We met people that we will never forget. I instantly think of my job bar tending at the Crescent Yacht Club in New York. Doreen was the other bar tender at the club, and she will live forever in my memory standing at the back door to the bar, smoking a cigarette yelling in "Chad, poor me a shot of Sambucca!” Doreen had a great sense of humor, but she wouldn't take shit from anybody.

Ford Sellers was like a big brother during the summer we spent in NY. I’m sure he was the only reason I got the job bar tending in the first place. It was great walking home with him after the bar closed (we kept our boat at the dock behind his house). Frodo taught me life lessons like “if you’re been drinking always eat a piece of toast, and drink a big glass of water before you go to bed.”

Sure, there were bad days. But the friends made it worth it. My favorite cure for a bad day was to hang out with Kathy. I could always count on her for a Molson, chips and salsa, and being in a good mood by the time we left her place.

Our next "stop" from cruising was in Charleston, South Carolina. I cannot express how much I miss that city, or the friends we made there. I enjoyed living there so much I was tempted to stay for an additional year.

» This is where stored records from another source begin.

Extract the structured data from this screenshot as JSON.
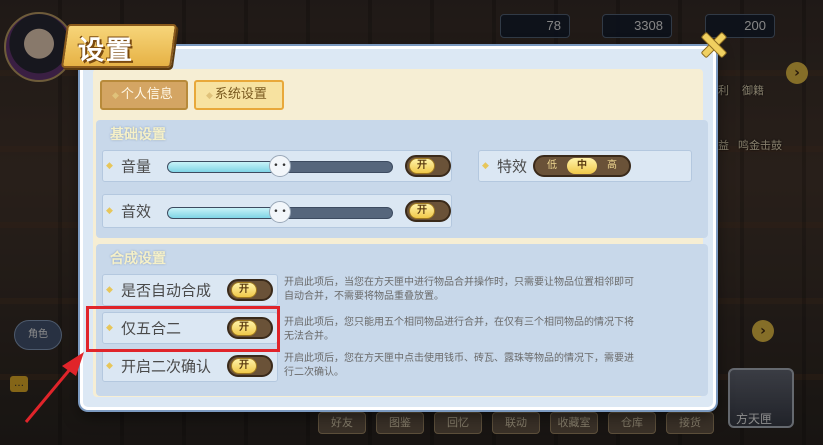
{
  "background": {
    "resources": [
      "78",
      "3308",
      "200"
    ],
    "side_labels": [
      "利",
      "御籍",
      "益",
      "鸣金击鼓"
    ],
    "left_small_label": "角色",
    "bottom_buttons": [
      "好友",
      "图鉴",
      "回忆",
      "联动",
      "收藏室",
      "仓库",
      "接货"
    ],
    "chest_label": "方天匣"
  },
  "dialog": {
    "title": "设置",
    "tabs": [
      {
        "label": "个人信息",
        "selected": false
      },
      {
        "label": "系统设置",
        "selected": true
      }
    ],
    "basic_section": {
      "title": "基础设置",
      "volume": {
        "label": "音量",
        "value": 0.5,
        "toggle": "开"
      },
      "sfx": {
        "label": "音效",
        "value": 0.5,
        "toggle": "开"
      },
      "effects": {
        "label": "特效",
        "options": [
          "低",
          "中",
          "高"
        ],
        "selected": "中"
      }
    },
    "merge_section": {
      "title": "合成设置",
      "rows": [
        {
          "label": "是否自动合成",
          "toggle": "开",
          "desc_1": "开启此项后，当您在方天匣中进行物品合并操作时，只需要让物品位置相邻即可",
          "desc_2": "自动合并，不需要将物品重叠放置。"
        },
        {
          "label": "仅五合二",
          "toggle": "开",
          "desc_1": "开启此项后，您只能用五个相同物品进行合并，在仅有三个相同物品的情况下将",
          "desc_2": "无法合并。"
        },
        {
          "label": "开启二次确认",
          "toggle": "开",
          "desc_1": "开启此项后，您在方天匣中点击使用钱币、砖瓦、露珠等物品的情况下，需要进",
          "desc_2": "行二次确认。"
        }
      ]
    }
  },
  "colors": {
    "highlight": "#e0242a",
    "panel": "#dce8f4",
    "toggle_knob": "#f0c84a"
  }
}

Because of the connections I made with sailors in Charleston, I landed a job as a paid first mate on a Trans-Atlantic boat delivery. I sailed across the ocean and came back with almost $1,000 dollars in my pocket for doing it. Not to mention the connections I made with the delivery captain, and the sailing business that organized the delivery. I was offered a job as an instructor at Charleston's Ocean Sailing Acadamy. I reluctantly let the opportunity pass me by as I was working at LongerDays.com.